“When people want to live, destiny must surely respond. Darknesss will disappear, chains will certainly break!”
Journalist Taoufik Ben Brik, 49, spurred admiration among his relatives and lawyers at a Tunis appeals court on Saturday when he chanted these two verses by Abou El Kacem Chebbi, Tunisia’s most well-known poet. This unexpected recitation of Chebbi’s verses, which galvanized resistance to French occupation and autocratic rule after the country’s independence in 1956, followed the persecuted journalist’s first remarks in court about his ordeal since his incarceration on October 29. It was the first time he had been allowed to speak at his own hearing.
“Ben Brik is not in good health. But his morale during the hearing was great, and he brilliantly shed light on the political dimension of the case filed against him and how the police fabricated it solely because of his criticism of President Zine El Abidine Ben Ali,” his lawyer, Radhia Naraoui, told CPJ. “He also reminded the court that it was not the first time a politically motivated case had been imposed on him.”
Many believe that without the overwhelming wave of protests against Ben Brik’s imprisonment in different parts of the world, particularly in France where he is a well-known contributor to French newspapers, he would not have been allowed to speak his mind. He would not have been allowed to tell the appeals court how police forced him to take off his clothes amid insults and reminders of the heavy price that will be paid when a journalist criticizes the country’s ruler. Ben Ali’s reelection for a fifth term in October with nearly 90 percent of the votes led to a ruthless war on critical journalists, blogger, human rights defenders, and students.
Last week, the European Parliament held an unprecedented public debate in Strasbourg on the human rights situation in Tunisia, prompted mainly by rising attacks on press freedom—particularly the imprisonment of Ben Brik and Zouhair Makhlouf, a contributor to news Web site AssabilOnline and the opposition weekly Al-Mawkif. The latter was sentenced in October to three months in prison for “harming and disturbing others through the public communication network.” But paradoxically, he remains in prison even though his jail term expired on January 18.
Earlier this month, CPJ condemned court decisions opposing Makhlouf’s release and sentencing another journalist, Fahem Boukadous of the satellite television Al-Hiwar Al-Tunisi, to a four-year jail term for covering labor protests against corruption and unemployment in the south of the country in 2008.
Nasraoui, one of nearly 50 lawyers who volunteered to defend Ben Brik and repeatedly denounced the six-month jail sentence handed to him on November 26—allegedly for assault on a woman—said she was not surprised the judge refused to free the critical journalist, despite his frail health.

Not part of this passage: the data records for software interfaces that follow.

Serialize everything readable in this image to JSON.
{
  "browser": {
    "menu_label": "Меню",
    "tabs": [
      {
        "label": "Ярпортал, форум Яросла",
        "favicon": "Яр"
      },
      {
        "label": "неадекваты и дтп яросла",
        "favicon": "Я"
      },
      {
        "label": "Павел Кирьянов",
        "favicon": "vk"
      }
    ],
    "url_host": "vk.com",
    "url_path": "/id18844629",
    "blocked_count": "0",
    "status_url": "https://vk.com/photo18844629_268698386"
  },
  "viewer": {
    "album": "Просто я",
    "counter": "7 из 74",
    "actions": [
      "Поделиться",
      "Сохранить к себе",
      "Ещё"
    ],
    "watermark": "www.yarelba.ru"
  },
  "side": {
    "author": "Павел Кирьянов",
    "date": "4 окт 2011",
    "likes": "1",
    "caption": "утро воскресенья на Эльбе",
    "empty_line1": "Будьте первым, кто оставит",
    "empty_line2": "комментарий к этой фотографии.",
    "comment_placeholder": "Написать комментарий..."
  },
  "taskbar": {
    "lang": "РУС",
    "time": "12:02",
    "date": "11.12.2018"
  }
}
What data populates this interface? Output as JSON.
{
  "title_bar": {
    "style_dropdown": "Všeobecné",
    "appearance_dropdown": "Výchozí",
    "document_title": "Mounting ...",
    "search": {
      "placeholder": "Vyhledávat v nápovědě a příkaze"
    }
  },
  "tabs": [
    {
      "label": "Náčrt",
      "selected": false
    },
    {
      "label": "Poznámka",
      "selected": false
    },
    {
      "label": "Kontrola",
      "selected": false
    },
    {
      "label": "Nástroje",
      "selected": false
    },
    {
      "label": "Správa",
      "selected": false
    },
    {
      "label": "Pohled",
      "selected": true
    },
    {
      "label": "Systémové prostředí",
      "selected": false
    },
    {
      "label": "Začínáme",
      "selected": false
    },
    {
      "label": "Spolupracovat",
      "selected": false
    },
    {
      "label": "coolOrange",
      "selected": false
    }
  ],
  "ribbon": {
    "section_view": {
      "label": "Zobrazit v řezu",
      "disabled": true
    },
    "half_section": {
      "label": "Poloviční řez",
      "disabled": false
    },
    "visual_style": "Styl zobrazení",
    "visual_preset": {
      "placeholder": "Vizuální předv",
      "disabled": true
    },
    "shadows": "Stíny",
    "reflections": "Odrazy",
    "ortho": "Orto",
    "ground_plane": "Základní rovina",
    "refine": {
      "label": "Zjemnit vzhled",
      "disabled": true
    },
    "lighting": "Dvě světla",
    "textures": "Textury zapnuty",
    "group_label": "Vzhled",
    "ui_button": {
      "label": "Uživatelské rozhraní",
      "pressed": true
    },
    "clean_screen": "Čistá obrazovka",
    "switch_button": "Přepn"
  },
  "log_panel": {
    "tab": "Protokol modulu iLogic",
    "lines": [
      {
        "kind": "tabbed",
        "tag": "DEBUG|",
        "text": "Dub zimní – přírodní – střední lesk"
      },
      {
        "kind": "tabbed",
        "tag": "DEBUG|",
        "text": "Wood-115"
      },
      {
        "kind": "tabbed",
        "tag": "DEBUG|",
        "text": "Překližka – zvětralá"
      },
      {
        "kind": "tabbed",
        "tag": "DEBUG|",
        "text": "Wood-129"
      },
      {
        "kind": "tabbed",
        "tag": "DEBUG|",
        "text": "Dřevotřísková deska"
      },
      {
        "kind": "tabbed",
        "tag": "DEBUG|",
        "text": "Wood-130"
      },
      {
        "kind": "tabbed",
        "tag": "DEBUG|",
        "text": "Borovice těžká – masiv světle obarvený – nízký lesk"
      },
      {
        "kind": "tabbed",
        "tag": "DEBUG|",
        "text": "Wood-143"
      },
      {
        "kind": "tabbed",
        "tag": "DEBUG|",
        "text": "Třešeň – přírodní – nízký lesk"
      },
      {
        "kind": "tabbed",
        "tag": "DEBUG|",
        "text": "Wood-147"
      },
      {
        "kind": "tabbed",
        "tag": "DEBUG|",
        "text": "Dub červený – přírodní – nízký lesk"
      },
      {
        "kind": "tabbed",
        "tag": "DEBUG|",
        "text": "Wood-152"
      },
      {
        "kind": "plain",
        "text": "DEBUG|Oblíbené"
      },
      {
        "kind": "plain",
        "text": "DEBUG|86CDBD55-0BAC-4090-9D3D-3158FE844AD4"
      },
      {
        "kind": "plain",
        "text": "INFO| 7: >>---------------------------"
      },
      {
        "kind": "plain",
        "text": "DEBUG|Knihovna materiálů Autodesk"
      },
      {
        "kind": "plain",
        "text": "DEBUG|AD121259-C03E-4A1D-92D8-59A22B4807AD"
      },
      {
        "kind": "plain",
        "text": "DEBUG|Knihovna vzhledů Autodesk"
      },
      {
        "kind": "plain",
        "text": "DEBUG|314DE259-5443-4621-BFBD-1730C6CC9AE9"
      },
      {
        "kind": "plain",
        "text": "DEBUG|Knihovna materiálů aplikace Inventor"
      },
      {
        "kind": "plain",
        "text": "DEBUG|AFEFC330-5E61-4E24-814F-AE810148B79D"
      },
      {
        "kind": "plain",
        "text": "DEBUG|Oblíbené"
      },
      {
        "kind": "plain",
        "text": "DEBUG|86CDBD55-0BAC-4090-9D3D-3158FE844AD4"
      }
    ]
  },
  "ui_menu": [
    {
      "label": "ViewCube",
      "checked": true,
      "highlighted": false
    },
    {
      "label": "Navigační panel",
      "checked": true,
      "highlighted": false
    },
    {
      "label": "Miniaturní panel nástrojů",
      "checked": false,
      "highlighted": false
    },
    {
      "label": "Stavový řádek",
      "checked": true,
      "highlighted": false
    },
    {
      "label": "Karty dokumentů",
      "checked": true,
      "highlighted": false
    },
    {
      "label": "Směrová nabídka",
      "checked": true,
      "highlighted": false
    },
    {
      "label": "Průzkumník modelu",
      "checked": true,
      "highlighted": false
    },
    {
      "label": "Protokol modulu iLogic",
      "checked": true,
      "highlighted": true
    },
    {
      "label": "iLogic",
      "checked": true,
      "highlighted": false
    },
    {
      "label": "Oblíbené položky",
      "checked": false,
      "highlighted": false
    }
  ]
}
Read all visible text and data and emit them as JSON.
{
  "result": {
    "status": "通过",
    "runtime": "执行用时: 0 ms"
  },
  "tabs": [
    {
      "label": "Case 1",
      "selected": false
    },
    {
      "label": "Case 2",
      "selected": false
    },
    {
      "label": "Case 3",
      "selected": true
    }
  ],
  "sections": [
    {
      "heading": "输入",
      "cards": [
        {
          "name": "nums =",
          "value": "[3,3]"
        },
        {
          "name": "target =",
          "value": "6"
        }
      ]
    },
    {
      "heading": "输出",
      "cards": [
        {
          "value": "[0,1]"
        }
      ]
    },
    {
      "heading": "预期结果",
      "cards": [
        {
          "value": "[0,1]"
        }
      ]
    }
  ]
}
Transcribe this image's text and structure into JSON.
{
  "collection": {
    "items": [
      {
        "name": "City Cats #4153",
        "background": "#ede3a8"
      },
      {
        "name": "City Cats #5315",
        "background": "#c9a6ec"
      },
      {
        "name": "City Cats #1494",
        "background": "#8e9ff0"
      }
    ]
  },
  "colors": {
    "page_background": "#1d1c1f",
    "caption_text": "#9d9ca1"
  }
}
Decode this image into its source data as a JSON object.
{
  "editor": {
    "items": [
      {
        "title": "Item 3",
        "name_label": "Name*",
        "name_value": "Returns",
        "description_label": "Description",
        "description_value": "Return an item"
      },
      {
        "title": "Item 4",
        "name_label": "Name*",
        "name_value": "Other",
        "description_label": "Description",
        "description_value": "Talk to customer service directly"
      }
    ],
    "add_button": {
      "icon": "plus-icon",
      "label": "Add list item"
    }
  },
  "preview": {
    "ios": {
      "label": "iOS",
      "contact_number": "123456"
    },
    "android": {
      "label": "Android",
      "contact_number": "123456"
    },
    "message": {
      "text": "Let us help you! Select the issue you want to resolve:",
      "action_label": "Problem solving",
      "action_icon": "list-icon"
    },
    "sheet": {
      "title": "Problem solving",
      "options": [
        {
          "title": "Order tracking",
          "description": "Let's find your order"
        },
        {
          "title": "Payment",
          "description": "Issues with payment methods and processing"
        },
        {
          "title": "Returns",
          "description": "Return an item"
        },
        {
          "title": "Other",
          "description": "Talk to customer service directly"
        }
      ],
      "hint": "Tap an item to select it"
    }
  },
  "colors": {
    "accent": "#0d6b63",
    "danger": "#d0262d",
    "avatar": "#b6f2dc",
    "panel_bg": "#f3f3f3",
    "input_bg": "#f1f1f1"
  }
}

The court postponed its ruling until January 30.
“I didn’t understand why each time Ben Brik mentioned Ben Ali’s name, the judge would start shaking and interrupt him,” Nasraoui asked rhetorically. “Isn’t he representing the judiciary, which is supposed to be independent from the executive branch?” Nasraoui, who worked as a journalist before becoming a human rights lawyer more than three decades ago, wondered why she could visit prisoners of all kinds—including those sentenced to death for armed rebellion in the southern city of Gafsa in 1980 under former President Habib Bourguiba—yet be prevented from visiting Ben Brik, “whose only weapon is his pen.”
Other lawyers and relatives of Ben Brik have often been prevented by prison guards from seeing him, even though they had permits from judicial authorities. His wife, Azza Zarrad, and brothers and sisters recently went on hunger strike to protest police and prison guard harassment.
Just before his detention, Ben Brik posted a fictitious interview in which he poked fun at Ben Ali on the Web site of the French weekly Le Nouvel Observateur. That along with other critical interviews prompted the fabrication of the case against him and led to his punishment, he firmly believes. CPJ International Press Freedom Award Winner Naziha Rejiba and Nasraoui were among the leading civil society advocates interviewed by Ben Brik.
When Ben Brik asked Nasraoui what was the most unforgivable thing Ben Ali had done since he came to power in a bloodless coup in 1987, Nasraoui, who heads the banned Association Against Torture in Tunisia, told him that it was “the use of torture as a tool to rule Tunisia” that angered her the most.
Nasraoui and other brave human rights lawyers, like Mohamed Abbou, Abderraouf Ayadi, and Ayachi Hammami, also involved in defending Ben Brik, say that the hostility to critical journalists and lawyers and the vengeful determination to settle scores with them are unheard of in the country’s recent history. None has the slightest idea about what will happen at Ben Brik’s next hearing or Makhlouf’s on February 3.